My Q and A With William Dement, a True Sleep Studies Pioneer
Dr. William C. Dement, a professor at the Stanford Center for Sleep Sciences and Medicine, is considered the father of sleep medicine. In answer to my questions, he spoke about his early interest in sleep studies, the scientists who inspired him and how the study of sleep has evolved over half a century. Here is a transcript of our conversation.
What led you to found the Stanford Sleep Disorders Clinic?

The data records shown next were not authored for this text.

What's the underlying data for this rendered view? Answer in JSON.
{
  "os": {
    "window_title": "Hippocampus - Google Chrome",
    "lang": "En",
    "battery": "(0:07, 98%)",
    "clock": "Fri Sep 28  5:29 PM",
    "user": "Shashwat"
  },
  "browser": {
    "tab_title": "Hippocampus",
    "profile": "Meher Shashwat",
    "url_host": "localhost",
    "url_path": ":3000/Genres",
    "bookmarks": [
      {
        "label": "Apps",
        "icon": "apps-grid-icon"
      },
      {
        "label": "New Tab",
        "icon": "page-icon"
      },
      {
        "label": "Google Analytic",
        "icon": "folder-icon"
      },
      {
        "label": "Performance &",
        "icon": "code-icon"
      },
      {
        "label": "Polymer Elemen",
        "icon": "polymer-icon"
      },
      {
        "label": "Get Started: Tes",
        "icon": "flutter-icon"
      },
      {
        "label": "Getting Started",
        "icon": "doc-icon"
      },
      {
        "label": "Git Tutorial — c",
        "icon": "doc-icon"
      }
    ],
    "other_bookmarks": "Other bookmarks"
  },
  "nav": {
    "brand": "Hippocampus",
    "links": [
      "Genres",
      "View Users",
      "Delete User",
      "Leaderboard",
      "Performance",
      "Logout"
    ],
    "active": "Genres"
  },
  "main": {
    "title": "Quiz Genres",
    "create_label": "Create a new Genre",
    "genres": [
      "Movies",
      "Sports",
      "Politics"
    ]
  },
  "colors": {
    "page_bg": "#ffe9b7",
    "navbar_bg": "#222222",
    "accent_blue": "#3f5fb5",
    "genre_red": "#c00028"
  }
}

Before I came to Stanford, I was a research fellow at Mount Sinai Hospital in New York City and worked with patients who had narcolepsy. After I went to Stanford, in 1963, I discovered that doctors were not recognizing this illness, so I put a little want ad in the San Francisco Chronicle asking people who had symptoms suggesting narcolepsy to contact me. I got about 100 responses, at least 50 of which were patients with undiagnosed narcolepsy. I started a narcolepsy clinic in 1964 to study and treat the illness, but I had to close it a year later as unpaid patient bills piled up.
It was gratifying to participate in patient care, so I had that lingering desire. When I first started researching, you could say all you had to do to get a grant from the National Institutes of Health was sneeze. But it had become quite difficult with peer review and everyone looking for a reason to reject a grant. I had a large staff and needed additional income to pay their salaries. I thought that a clinic would produce a major source of revenue, since I was aware of the high prevalence of complaints of insomnia among the population. I couldn’t have been more wrong! Insomniacs were not referred to our clinics by their physicians.
Anyway, in the early days of the Stanford —> Read More